Conversely, I'm okay with the switch from yellow sodium-vapor street lights to LEDs with a more white light. The yellow was perhaps more soothing, but the last thing I need when driving my car at night is to be getting more and more relaxed. The old sodium lights emit a light that's in a narrow wavelength range, which means that human color vision starts to become less effective, whereas the full-spectrum LEDs provide lighting for all colors. The LEDs are also far less expensive to run and maintain, and that's good for government budgets. If it's the light's annoying to you because it spills into your bedroom when you're trying to sleep, I recommend blackout curtains or a sleep mask. In my bedroom I installed Ikea's Tredansen smart blackout cellular blinds so I don't have to think about managing the light in my bedroom and I like it dark when I sleep.
A failure of science literacy
The hocking of blue-light filtering by people just looking to make a quick buck by shucking cheap plastic glasses at people that need real prescription lenses, and then the adoption of the concept by real companies big and small that should've known better, is just a failure of scientific literacy. It's faaaaaar from the biggest science literacy failure we've seen in recent years, but it's a great example that's inconsequential and easy to explain without any, *ahem* political baggage.
This episode is emblematic of a societal failure to teach critical thinking, reasoning, and scientific literacy across generations. We need to be better about logically questioning claims, seeking empirical evidence from the source, and listening to actual experts in their fields. Our world is growing ever more technical and difficult for the layperson to understand, so having a grasp on how to learn about something with a critical yet open mind is more important than ever. Yet we're not doing much to improve that.
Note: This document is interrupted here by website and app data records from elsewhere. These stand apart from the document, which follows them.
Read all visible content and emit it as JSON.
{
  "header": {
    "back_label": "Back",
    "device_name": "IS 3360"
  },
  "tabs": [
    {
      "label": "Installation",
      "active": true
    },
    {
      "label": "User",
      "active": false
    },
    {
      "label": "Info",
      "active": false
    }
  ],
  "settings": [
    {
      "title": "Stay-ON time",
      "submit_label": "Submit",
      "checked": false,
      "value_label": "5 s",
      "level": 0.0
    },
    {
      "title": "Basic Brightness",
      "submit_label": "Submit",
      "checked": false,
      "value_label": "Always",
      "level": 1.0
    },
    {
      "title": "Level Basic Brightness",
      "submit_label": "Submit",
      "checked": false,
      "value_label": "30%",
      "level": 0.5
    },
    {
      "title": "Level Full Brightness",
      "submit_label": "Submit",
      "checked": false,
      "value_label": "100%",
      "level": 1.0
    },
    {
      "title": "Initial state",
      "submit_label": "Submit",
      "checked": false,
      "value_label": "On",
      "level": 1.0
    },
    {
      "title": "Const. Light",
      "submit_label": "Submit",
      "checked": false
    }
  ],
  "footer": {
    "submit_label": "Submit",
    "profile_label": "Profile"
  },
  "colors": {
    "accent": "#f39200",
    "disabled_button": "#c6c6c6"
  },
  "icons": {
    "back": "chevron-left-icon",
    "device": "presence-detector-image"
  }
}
Oh, and don't get me started on the latest nonsense fad of "red light therapy". I'm sure in a few years we'll see a load of studies debunking shining red LEDs on your genitals as horseshit as well.